Task
What's needed is a word-for-word retyping of the entries below, pictures omitted.

--- Exercise materials ---

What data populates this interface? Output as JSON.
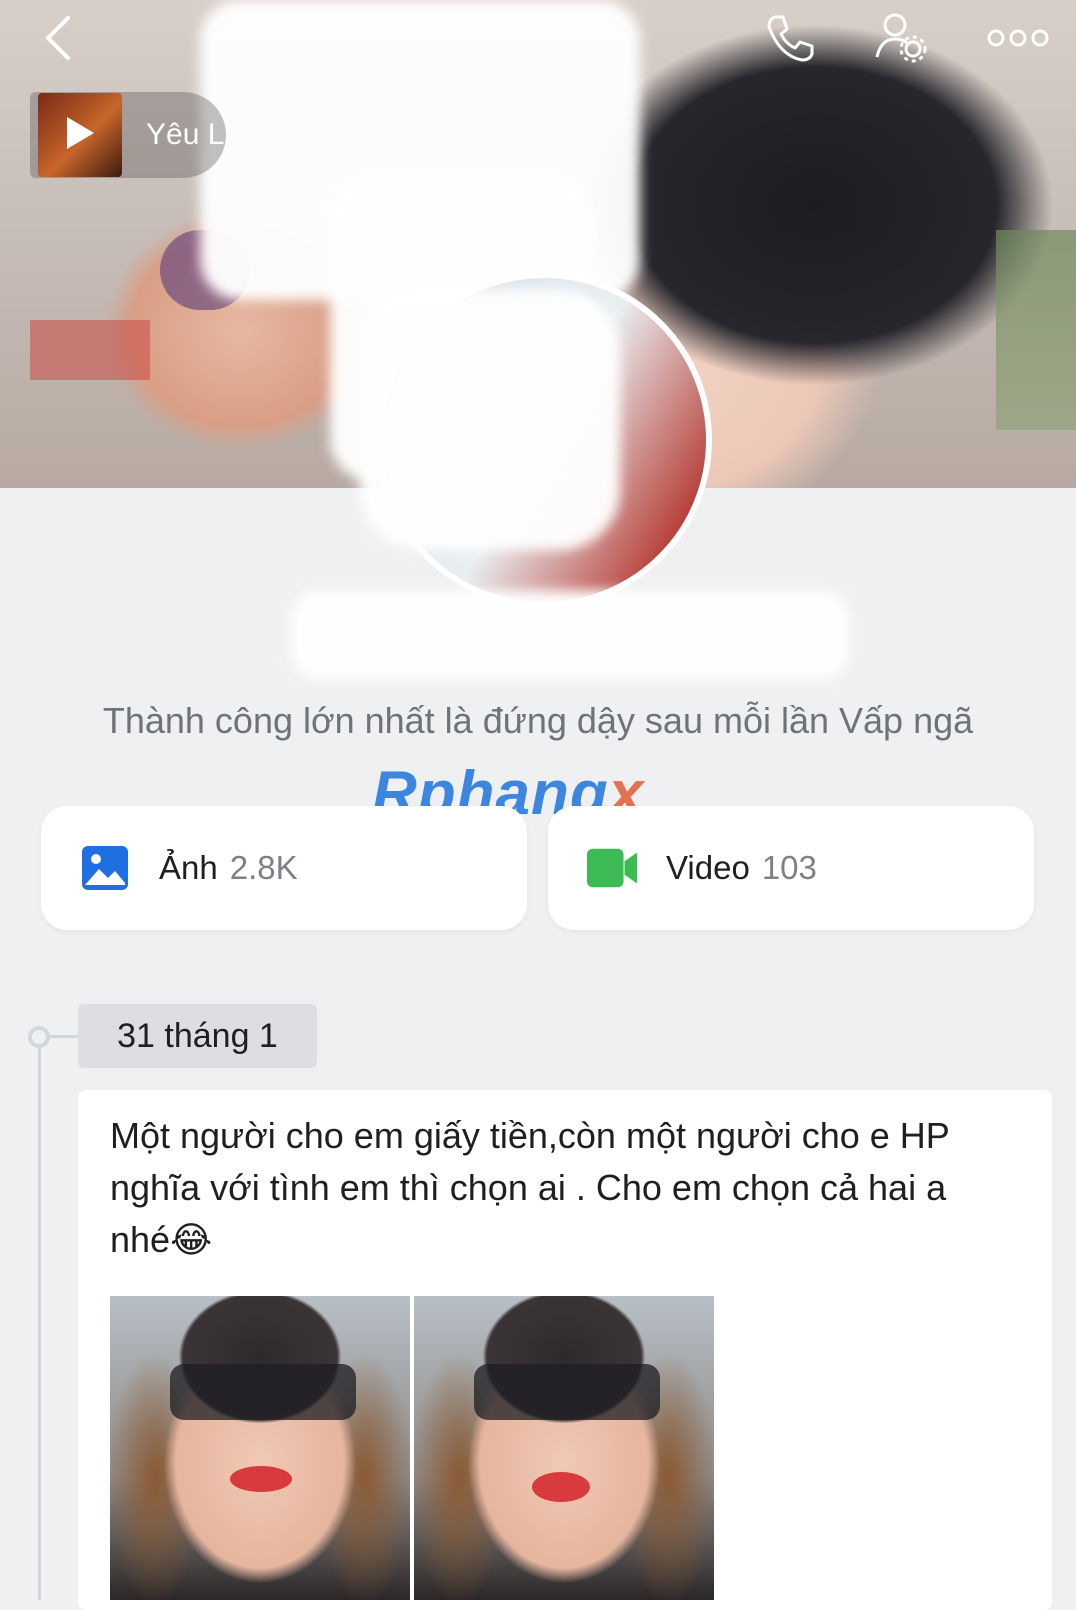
{
  "header": {
    "back_icon": "chevron-left-icon",
    "call_icon": "phone-icon",
    "profile_settings_icon": "user-gear-icon",
    "more_icon": "more-dots-icon"
  },
  "music": {
    "title": "Yêu L",
    "play_icon": "play-icon"
  },
  "profile": {
    "status": "Thành công lớn nhất là đứng dậy sau mỗi lần Vấp ngã"
  },
  "watermark": {
    "main": "Rphang",
    "accent": "x"
  },
  "media": {
    "photos": {
      "label": "Ảnh",
      "count": "2.8K",
      "icon": "image-icon",
      "color": "#1f6fe0"
    },
    "videos": {
      "label": "Video",
      "count": "103",
      "icon": "video-camera-icon",
      "color": "#3cba54"
    }
  },
  "timeline": {
    "date": "31 tháng 1",
    "post": {
      "text": "Một người cho em giấy tiền,còn một người cho e HP nghĩa với tình em thì chọn ai . Cho em chọn cả hai a nhé😂",
      "photos": [
        "photo-1",
        "photo-2"
      ]
    }
  }
}
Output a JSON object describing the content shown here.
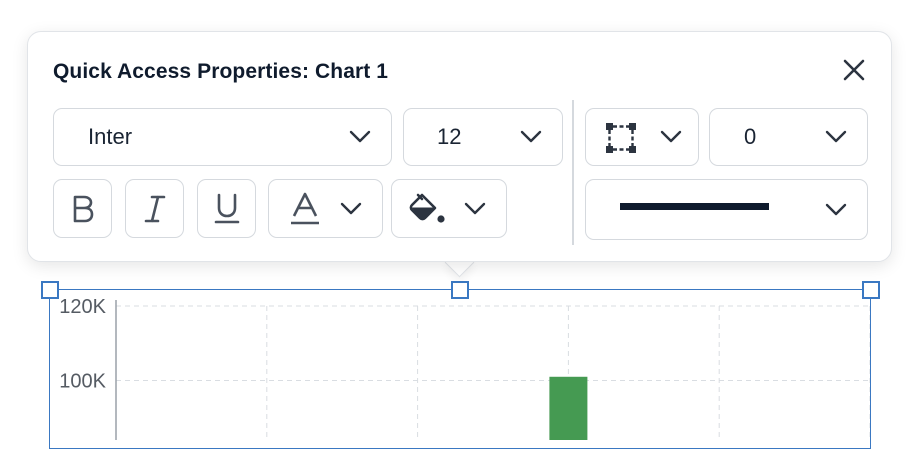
{
  "popup": {
    "title": "Quick Access Properties: Chart 1",
    "font_family_value": "Inter",
    "font_size_value": "12",
    "border_width_value": "0",
    "line_color": "#0f1b2d",
    "icons": {
      "close": "close-icon",
      "bold": "bold-icon",
      "italic": "italic-icon",
      "underline": "underline-icon",
      "text_color": "text-color-icon",
      "fill": "paint-bucket-icon",
      "border": "border-box-icon",
      "chevron": "chevron-down-icon"
    }
  },
  "chart_data": {
    "type": "bar",
    "y_tick_labels": [
      "120K",
      "100K"
    ],
    "bar_color": "#459a52",
    "values": [
      {
        "x_index": 3,
        "value": 101000
      }
    ],
    "grid": true,
    "ylim_visible": [
      100000,
      120000
    ]
  }
}
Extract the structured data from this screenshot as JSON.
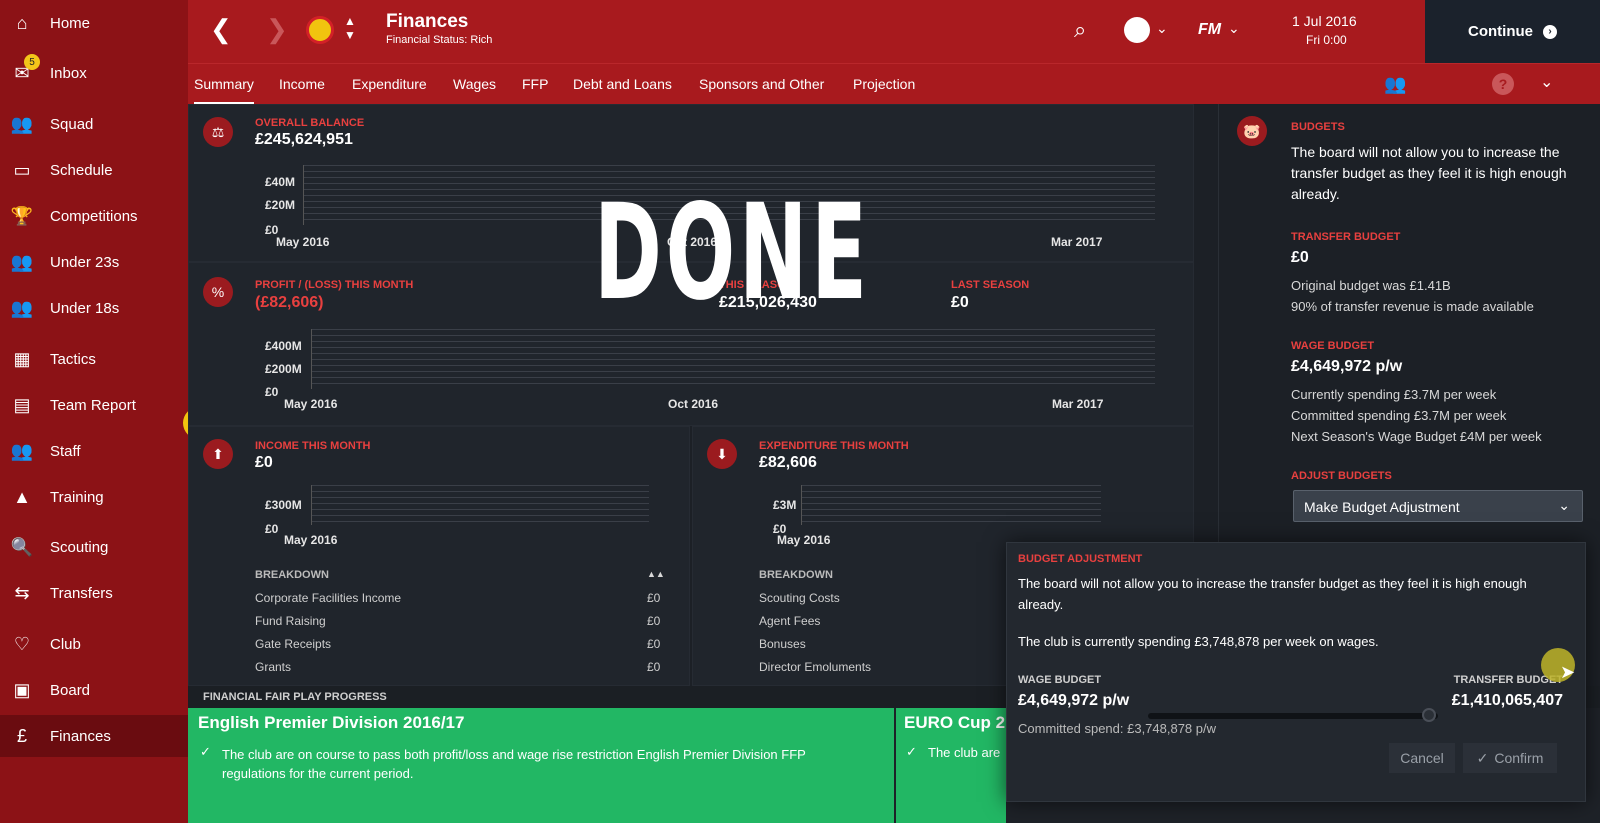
{
  "sidebar": {
    "items": [
      {
        "label": "Home",
        "icon": "home-icon",
        "glyph": "⌂"
      },
      {
        "label": "Inbox",
        "icon": "inbox-icon",
        "glyph": "✉",
        "badge": "5"
      },
      {
        "label": "Squad",
        "icon": "squad-icon",
        "glyph": "👥"
      },
      {
        "label": "Schedule",
        "icon": "schedule-icon",
        "glyph": "▭"
      },
      {
        "label": "Competitions",
        "icon": "trophy-icon",
        "glyph": "🏆"
      },
      {
        "label": "Under 23s",
        "icon": "under23-icon",
        "glyph": "👥"
      },
      {
        "label": "Under 18s",
        "icon": "under18-icon",
        "glyph": "👥"
      },
      {
        "label": "Tactics",
        "icon": "tactics-icon",
        "glyph": "▦"
      },
      {
        "label": "Team Report",
        "icon": "report-icon",
        "glyph": "▤"
      },
      {
        "label": "Staff",
        "icon": "staff-icon",
        "glyph": "👥"
      },
      {
        "label": "Training",
        "icon": "training-icon",
        "glyph": "▲"
      },
      {
        "label": "Scouting",
        "icon": "scouting-icon",
        "glyph": "🔍"
      },
      {
        "label": "Transfers",
        "icon": "transfers-icon",
        "glyph": "⇆"
      },
      {
        "label": "Club",
        "icon": "club-icon",
        "glyph": "♡"
      },
      {
        "label": "Board",
        "icon": "board-icon",
        "glyph": "▣"
      },
      {
        "label": "Finances",
        "icon": "finances-icon",
        "glyph": "£"
      }
    ],
    "help": "?"
  },
  "header": {
    "title": "Finances",
    "subtitle": "Financial Status: Rich",
    "date": "1 Jul 2016",
    "time": "Fri 0:00",
    "continue": "Continue",
    "fm_label": "FM"
  },
  "tabs": [
    "Summary",
    "Income",
    "Expenditure",
    "Wages",
    "FFP",
    "Debt and Loans",
    "Sponsors and Other",
    "Projection"
  ],
  "overlay_text": "DONE",
  "overall": {
    "label": "OVERALL BALANCE",
    "value": "£245,624,951",
    "ticks": [
      "£40M",
      "£20M",
      "£0"
    ],
    "x_labels": [
      "May 2016",
      "Oct 2016",
      "Mar 2017"
    ]
  },
  "profit": {
    "label": "PROFIT / (LOSS) THIS MONTH",
    "value": "(£82,606)",
    "season_label": "THIS SEASON",
    "season_value": "£215,026,430",
    "last_label": "LAST SEASON",
    "last_value": "£0",
    "ticks": [
      "£400M",
      "£200M",
      "£0"
    ],
    "x_labels": [
      "May 2016",
      "Oct 2016",
      "Mar 2017"
    ]
  },
  "income": {
    "label": "INCOME THIS MONTH",
    "value": "£0",
    "ticks": [
      "£300M",
      "£0"
    ],
    "x_label": "May 2016",
    "breakdown_label": "BREAKDOWN",
    "rows": [
      {
        "name": "Corporate Facilities Income",
        "value": "£0"
      },
      {
        "name": "Fund Raising",
        "value": "£0"
      },
      {
        "name": "Gate Receipts",
        "value": "£0"
      },
      {
        "name": "Grants",
        "value": "£0"
      }
    ]
  },
  "expenditure": {
    "label": "EXPENDITURE THIS MONTH",
    "value": "£82,606",
    "ticks": [
      "£3M",
      "£0"
    ],
    "x_label": "May 2016",
    "breakdown_label": "BREAKDOWN",
    "rows": [
      "Scouting Costs",
      "Agent Fees",
      "Bonuses",
      "Director Emoluments"
    ]
  },
  "budgets": {
    "label": "BUDGETS",
    "text": "The board will not allow you to increase the transfer budget as they feel it is high enough already.",
    "transfer_label": "TRANSFER BUDGET",
    "transfer_value": "£0",
    "transfer_note1": "Original budget was £1.41B",
    "transfer_note2": "90% of transfer revenue is made available",
    "wage_label": "WAGE BUDGET",
    "wage_value": "£4,649,972 p/w",
    "wage_note1": "Currently spending £3.7M per week",
    "wage_note2": "Committed spending £3.7M per week",
    "wage_note3": "Next Season's Wage Budget £4M per week",
    "adjust_label": "ADJUST BUDGETS",
    "adjust_select": "Make Budget Adjustment"
  },
  "ffp": {
    "bar_label": "FINANCIAL FAIR PLAY PROGRESS",
    "card1_title": "English Premier Division 2016/17",
    "card1_text": "The club are on course to pass both profit/loss and wage rise restriction English Premier Division FFP regulations for the current period.",
    "card2_title": "EURO Cup 2",
    "card2_text": "The club are"
  },
  "popup": {
    "title": "BUDGET ADJUSTMENT",
    "text1": "The board will not allow you to increase the transfer budget as they feel it is high enough already.",
    "text2": "The club is currently spending £3,748,878 per week on wages.",
    "wage_label": "WAGE BUDGET",
    "wage_value": "£4,649,972 p/w",
    "transfer_label": "TRANSFER BUDGET",
    "transfer_value": "£1,410,065,407",
    "committed": "Committed spend: £3,748,878 p/w",
    "slider_position": 0.97,
    "cancel": "Cancel",
    "confirm": "Confirm"
  }
}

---

Reply to the task
What data populates this interface? Output as JSON.
{
  "header": {
    "back_icon": "chevron-left-icon",
    "call_icon": "phone-icon",
    "profile_settings_icon": "user-gear-icon",
    "more_icon": "more-dots-icon"
  },
  "music": {
    "title": "Yêu L",
    "play_icon": "play-icon"
  },
  "profile": {
    "status": "Thành công lớn nhất là đứng dậy sau mỗi lần Vấp ngã"
  },
  "watermark": {
    "main": "Rphang",
    "accent": "x"
  },
  "media": {
    "photos": {
      "label": "Ảnh",
      "count": "2.8K",
      "icon": "image-icon",
      "color": "#1f6fe0"
    },
    "videos": {
      "label": "Video",
      "count": "103",
      "icon": "video-camera-icon",
      "color": "#3cba54"
    }
  },
  "timeline": {
    "date": "31 tháng 1",
    "post": {
      "text": "Một người cho em giấy tiền,còn một người cho e HP nghĩa với tình em thì chọn ai . Cho em chọn cả hai a nhé😂",
      "photos": [
        "photo-1",
        "photo-2"
      ]
    }
  }
}
Output a JSON object describing the content shown here.
{
  "popup": {
    "title": "Quick Access Properties: Chart 1",
    "font_family_value": "Inter",
    "font_size_value": "12",
    "border_width_value": "0",
    "line_color": "#0f1b2d",
    "icons": {
      "close": "close-icon",
      "bold": "bold-icon",
      "italic": "italic-icon",
      "underline": "underline-icon",
      "text_color": "text-color-icon",
      "fill": "paint-bucket-icon",
      "border": "border-box-icon",
      "chevron": "chevron-down-icon"
    }
  },
  "chart_data": {
    "type": "bar",
    "y_tick_labels": [
      "120K",
      "100K"
    ],
    "bar_color": "#459a52",
    "values": [
      {
        "x_index": 3,
        "value": 101000
      }
    ],
    "grid": true,
    "ylim_visible": [
      100000,
      120000
    ]
  }
}
Extract the structured data from this screenshot as JSON.
{
  "sidebar": {
    "items": [
      {
        "label": "Home",
        "icon": "home-icon",
        "glyph": "⌂"
      },
      {
        "label": "Inbox",
        "icon": "inbox-icon",
        "glyph": "✉",
        "badge": "5"
      },
      {
        "label": "Squad",
        "icon": "squad-icon",
        "glyph": "👥"
      },
      {
        "label": "Schedule",
        "icon": "schedule-icon",
        "glyph": "▭"
      },
      {
        "label": "Competitions",
        "icon": "trophy-icon",
        "glyph": "🏆"
      },
      {
        "label": "Under 23s",
        "icon": "under23-icon",
        "glyph": "👥"
      },
      {
        "label": "Under 18s",
        "icon": "under18-icon",
        "glyph": "👥"
      },
      {
        "label": "Tactics",
        "icon": "tactics-icon",
        "glyph": "▦"
      },
      {
        "label": "Team Report",
        "icon": "report-icon",
        "glyph": "▤"
      },
      {
        "label": "Staff",
        "icon": "staff-icon",
        "glyph": "👥"
      },
      {
        "label": "Training",
        "icon": "training-icon",
        "glyph": "▲"
      },
      {
        "label": "Scouting",
        "icon": "scouting-icon",
        "glyph": "🔍"
      },
      {
        "label": "Transfers",
        "icon": "transfers-icon",
        "glyph": "⇆"
      },
      {
        "label": "Club",
        "icon": "club-icon",
        "glyph": "♡"
      },
      {
        "label": "Board",
        "icon": "board-icon",
        "glyph": "▣"
      },
      {
        "label": "Finances",
        "icon": "finances-icon",
        "glyph": "£"
      }
    ],
    "help": "?"
  },
  "header": {
    "title": "Finances",
    "subtitle": "Financial Status: Rich",
    "date": "1 Jul 2016",
    "time": "Fri 0:00",
    "continue": "Continue",
    "fm_label": "FM"
  },
  "tabs": [
    "Summary",
    "Income",
    "Expenditure",
    "Wages",
    "FFP",
    "Debt and Loans",
    "Sponsors and Other",
    "Projection"
  ],
  "overlay_text": "DONE",
  "overall": {
    "label": "OVERALL BALANCE",
    "value": "£245,624,951",
    "ticks": [
      "£40M",
      "£20M",
      "£0"
    ],
    "x_labels": [
      "May 2016",
      "Oct 2016",
      "Mar 2017"
    ]
  },
  "profit": {
    "label": "PROFIT / (LOSS) THIS MONTH",
    "value": "(£82,606)",
    "season_label": "THIS SEASON",
    "season_value": "£215,026,430",
    "last_label": "LAST SEASON",
    "last_value": "£0",
    "ticks": [
      "£400M",
      "£200M",
      "£0"
    ],
    "x_labels": [
      "May 2016",
      "Oct 2016",
      "Mar 2017"
    ]
  },
  "income": {
    "label": "INCOME THIS MONTH",
    "value": "£0",
    "ticks": [
      "£300M",
      "£0"
    ],
    "x_label": "May 2016",
    "breakdown_label": "BREAKDOWN",
    "rows": [
      {
        "name": "Corporate Facilities Income",
        "value": "£0"
      },
      {
        "name": "Fund Raising",
        "value": "£0"
      },
      {
        "name": "Gate Receipts",
        "value": "£0"
      },
      {
        "name": "Grants",
        "value": "£0"
      }
    ]
  },
  "expenditure": {
    "label": "EXPENDITURE THIS MONTH",
    "value": "£82,606",
    "ticks": [
      "£3M",
      "£0"
    ],
    "x_label": "May 2016",
    "breakdown_label": "BREAKDOWN",
    "rows": [
      "Scouting Costs",
      "Agent Fees",
      "Bonuses",
      "Director Emoluments"
    ]
  },
  "budgets": {
    "label": "BUDGETS",
    "text": "The board will not allow you to increase the transfer budget as they feel it is high enough already.",
    "transfer_label": "TRANSFER BUDGET",
    "transfer_value": "£0",
    "transfer_note1": "Original budget was £1.41B",
    "transfer_note2": "90% of transfer revenue is made available",
    "wage_label": "WAGE BUDGET",
    "wage_value": "£4,649,972 p/w",
    "wage_note1": "Currently spending £3.7M per week",
    "wage_note2": "Committed spending £3.7M per week",
    "wage_note3": "Next Season's Wage Budget £4M per week",
    "adjust_label": "ADJUST BUDGETS",
    "adjust_select": "Make Budget Adjustment"
  },
  "ffp": {
    "bar_label": "FINANCIAL FAIR PLAY PROGRESS",
    "card1_title": "English Premier Division 2016/17",
    "card1_text": "The club are on course to pass both profit/loss and wage rise restriction English Premier Division FFP regulations for the current period.",
    "card2_title": "EURO Cup 2",
    "card2_text": "The club are"
  },
  "popup": {
    "title": "BUDGET ADJUSTMENT",
    "text1": "The board will not allow you to increase the transfer budget as they feel it is high enough already.",
    "text2": "The club is currently spending £3,748,878 per week on wages.",
    "wage_label": "WAGE BUDGET",
    "wage_value": "£4,649,972 p/w",
    "transfer_label": "TRANSFER BUDGET",
    "transfer_value": "£1,410,065,407",
    "committed": "Committed spend: £3,748,878 p/w",
    "slider_position": 0.97,
    "cancel": "Cancel",
    "confirm": "Confirm"
  }
}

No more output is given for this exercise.